### DATA SECTION

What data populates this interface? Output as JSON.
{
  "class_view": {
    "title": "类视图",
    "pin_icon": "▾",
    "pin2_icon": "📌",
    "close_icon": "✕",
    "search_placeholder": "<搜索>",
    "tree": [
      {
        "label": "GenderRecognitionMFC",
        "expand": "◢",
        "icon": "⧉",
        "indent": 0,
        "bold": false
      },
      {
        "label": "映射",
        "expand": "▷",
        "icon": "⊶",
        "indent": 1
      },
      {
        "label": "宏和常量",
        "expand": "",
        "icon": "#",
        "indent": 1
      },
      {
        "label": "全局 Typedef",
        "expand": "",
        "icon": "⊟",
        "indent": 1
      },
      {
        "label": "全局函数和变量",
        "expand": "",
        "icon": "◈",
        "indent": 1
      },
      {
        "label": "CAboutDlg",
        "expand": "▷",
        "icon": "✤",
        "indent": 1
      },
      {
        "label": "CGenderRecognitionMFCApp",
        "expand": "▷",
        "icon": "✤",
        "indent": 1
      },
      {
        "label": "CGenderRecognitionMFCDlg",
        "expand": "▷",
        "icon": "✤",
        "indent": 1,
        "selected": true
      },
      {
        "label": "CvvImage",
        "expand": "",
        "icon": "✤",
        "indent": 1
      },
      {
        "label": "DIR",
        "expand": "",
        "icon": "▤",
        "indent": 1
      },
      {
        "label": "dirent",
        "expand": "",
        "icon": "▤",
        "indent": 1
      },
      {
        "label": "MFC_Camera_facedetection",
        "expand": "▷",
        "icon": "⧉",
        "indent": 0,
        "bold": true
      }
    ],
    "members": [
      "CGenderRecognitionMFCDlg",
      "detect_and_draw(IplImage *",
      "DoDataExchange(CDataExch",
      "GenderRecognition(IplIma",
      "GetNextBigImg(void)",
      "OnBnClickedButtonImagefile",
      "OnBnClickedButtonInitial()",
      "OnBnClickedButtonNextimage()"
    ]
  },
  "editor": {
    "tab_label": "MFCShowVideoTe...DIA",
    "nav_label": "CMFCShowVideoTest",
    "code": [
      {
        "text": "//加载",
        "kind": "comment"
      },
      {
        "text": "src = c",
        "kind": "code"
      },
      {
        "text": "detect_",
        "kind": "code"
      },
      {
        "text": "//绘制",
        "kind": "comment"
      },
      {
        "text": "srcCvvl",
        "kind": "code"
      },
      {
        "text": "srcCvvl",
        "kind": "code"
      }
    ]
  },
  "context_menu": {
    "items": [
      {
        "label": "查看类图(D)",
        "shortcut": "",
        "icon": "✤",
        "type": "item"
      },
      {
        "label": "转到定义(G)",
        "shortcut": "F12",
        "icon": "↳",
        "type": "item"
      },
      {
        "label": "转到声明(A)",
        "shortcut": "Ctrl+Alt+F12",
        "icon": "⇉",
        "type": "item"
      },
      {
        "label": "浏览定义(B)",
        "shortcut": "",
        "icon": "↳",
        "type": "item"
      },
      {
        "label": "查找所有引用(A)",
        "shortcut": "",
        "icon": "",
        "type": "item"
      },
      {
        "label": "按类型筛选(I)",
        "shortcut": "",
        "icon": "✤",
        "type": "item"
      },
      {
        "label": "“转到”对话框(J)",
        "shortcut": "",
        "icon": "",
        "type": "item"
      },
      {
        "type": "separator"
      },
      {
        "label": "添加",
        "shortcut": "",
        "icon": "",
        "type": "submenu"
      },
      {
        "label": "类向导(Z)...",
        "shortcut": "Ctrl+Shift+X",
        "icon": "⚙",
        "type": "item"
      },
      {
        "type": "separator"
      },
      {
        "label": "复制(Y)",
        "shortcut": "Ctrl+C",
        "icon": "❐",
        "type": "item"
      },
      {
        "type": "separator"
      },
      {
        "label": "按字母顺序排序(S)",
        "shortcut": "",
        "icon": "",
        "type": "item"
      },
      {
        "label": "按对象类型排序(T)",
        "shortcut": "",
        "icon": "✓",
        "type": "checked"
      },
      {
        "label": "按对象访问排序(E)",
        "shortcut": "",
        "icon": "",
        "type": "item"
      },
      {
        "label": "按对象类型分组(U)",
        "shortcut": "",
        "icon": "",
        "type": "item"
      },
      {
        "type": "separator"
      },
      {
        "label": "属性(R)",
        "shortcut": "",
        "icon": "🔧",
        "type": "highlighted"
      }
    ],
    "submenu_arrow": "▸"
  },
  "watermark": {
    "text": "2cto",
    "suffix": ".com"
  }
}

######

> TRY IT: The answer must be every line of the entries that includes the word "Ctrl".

> ANSWER FOR THE TASK:
        "shortcut": "Ctrl+Alt+F12",
        "shortcut": "Ctrl+Shift+X",
        "shortcut": "Ctrl+C",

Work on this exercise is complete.